Meanwhile, improvements are still being made on the rail line from Oslo to Lillehammer; express trains will soon make the trip in two hours. Transportation links are especially key because hotels for spectators will not be available in the Olympic area. One-third of the buses in Norway - some 1,400 in all - will ferry people to events. Large parking lots are being built in outlying areas near bus routes, as no private cars will be allowed in the city.
HOSTING the Games is a huge undertaking for such a small town. Why did Lillehammer want the Olympics? Jomar Selvaag, assistant director of marketing, explains: "It was never thought of as just a two-week sports event.... The entire purpose of doing this mega-event is to achieve long-term progress; to develop this part of the country as a place to live and work in the future."
"We've invested in highway and railway construction and in telecommunications," Ronningen says. Sports arenas will support tourism; the broadcast center will become part of a new university after the Games.

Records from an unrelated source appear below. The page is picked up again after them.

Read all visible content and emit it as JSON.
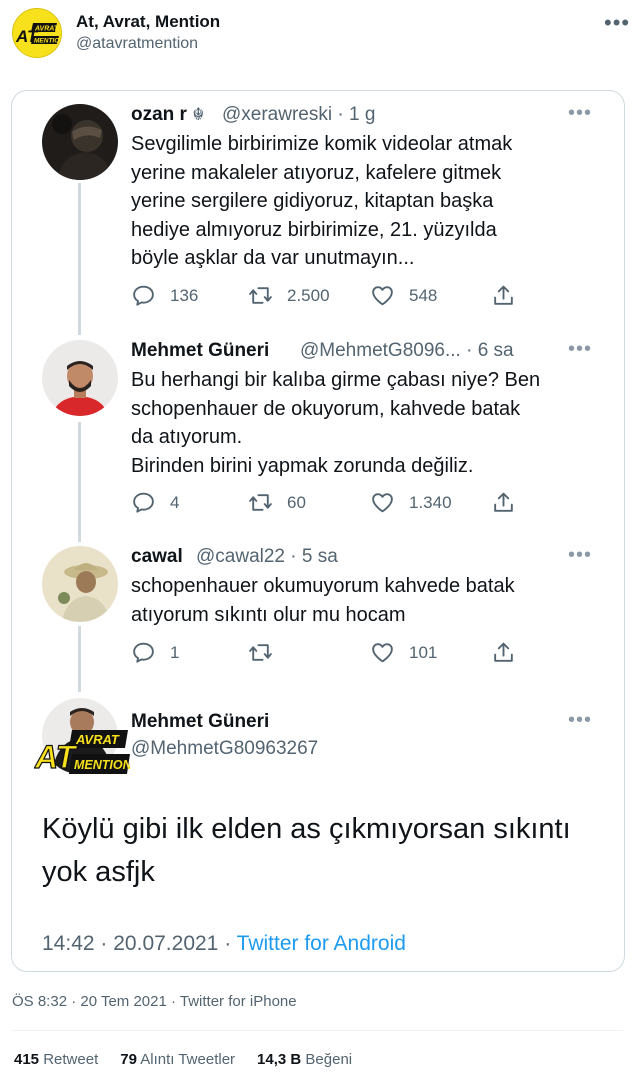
{
  "account": {
    "name": "At, Avrat, Mention",
    "handle": "@atavratmention",
    "logo_text_top": "AVRAT",
    "logo_text_left": "AT",
    "logo_text_bottom": "MENTION"
  },
  "thread": [
    {
      "name": "ozan r",
      "name_glyph": "☬",
      "handle": "@xerawreski",
      "sep": "·",
      "time": "1 g",
      "text_lines": [
        "Sevgilimle birbirimize komik videolar atmak",
        "yerine makaleler atıyoruz, kafelere gitmek",
        "yerine sergilere gidiyoruz, kitaptan başka",
        "hediye almıyoruz birbirimize, 21. yüzyılda",
        "böyle aşklar da var unutmayın..."
      ],
      "replies": "136",
      "retweets": "2.500",
      "likes": "548"
    },
    {
      "name": "Mehmet Güneri",
      "handle": "@MehmetG8096...",
      "sep": "·",
      "time": "6 sa",
      "text_lines": [
        "Bu herhangi bir kalıba girme çabası niye? Ben",
        "schopenhauer de okuyorum, kahvede batak",
        "da atıyorum.",
        "Birinden birini yapmak zorunda değiliz."
      ],
      "replies": "4",
      "retweets": "60",
      "likes": "1.340"
    },
    {
      "name": "cawal",
      "handle": "@cawal22",
      "sep": "·",
      "time": "5 sa",
      "text_lines": [
        "schopenhauer okumuyorum kahvede batak",
        "atıyorum sıkıntı olur mu hocam"
      ],
      "replies": "1",
      "retweets": "",
      "likes": "101"
    }
  ],
  "main_tweet": {
    "name": "Mehmet Güneri",
    "handle": "@MehmetG80963267",
    "text_lines": [
      "Köylü gibi ilk elden as çıkmıyorsan sıkıntı",
      "yok asfjk"
    ],
    "time": "14:42",
    "sep": "·",
    "date": "20.07.2021",
    "source": "Twitter for Android"
  },
  "footer": {
    "meta": "ÖS 8:32 · 20 Tem 2021 · Twitter for iPhone",
    "retweets_count": "415",
    "retweets_label": "Retweet",
    "quotes_count": "79",
    "quotes_label": "Alıntı Tweetler",
    "likes_count": "14,3 B",
    "likes_label": "Beğeni"
  },
  "icons": {
    "reply": "reply-icon",
    "retweet": "retweet-icon",
    "like": "heart-icon",
    "share": "share-icon",
    "more": "more-icon"
  },
  "colors": {
    "text": "#0f1419",
    "secondary": "#536471",
    "link": "#1d9bf0",
    "border": "#cfd9de",
    "logo_yellow": "#f7e01c"
  }
}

"We're raising this region to a level, over the next 30 to 40 years, that it might never have reached otherwise," he adds. "I think it will take some years to appreciate what the Olympics mean for the region."
The 1994 Winter Games are being financed by a $1 billion government grant approved by the parliament without serious opposition. Even in a country where oil resources have brought prosperity, this is a large sum.
Several sources of revenue are helping to pay back the grant. Lillehammer receives two-thirds of the $295 million that CBS paid for broadcast rights. (The International Olympic Committee and the USOC receive 24 percent and 10 percent, respectively.) Nine of Scandinavia's largest firms are major sponsors. Additional money came from suppliers and licensing agreements. (Thirty-two companies will produce 600 "official" items.)
Necessity and desire have ensured nationwide participation in the organization of the Games. From the country's population of about 4.1 million, the LOOC recruited "the best Norway had to offer," Ronningen says, to secure expertise in fields as diverse as media relations and computer software.
"We have participation from the entire country," he says, so "all of Norway feels it's taking part directly."
Hundreds of local entrepreneurs, like Gjovik cafe owner Klaus Bratlie, also are planning for the Olympics. He will expand capacity by setting up sidewalk tables (yes, in February) and limiting seating time. He's already using glassware with the Olympic logo.
When it's all over on Feb. 27, 1994, what would make Ronningen happy? "If everyone who comes - athletes, spectators, and media - feels everything worked well, and if they leave with a taste of Norwegian culture, I'll be satisfied."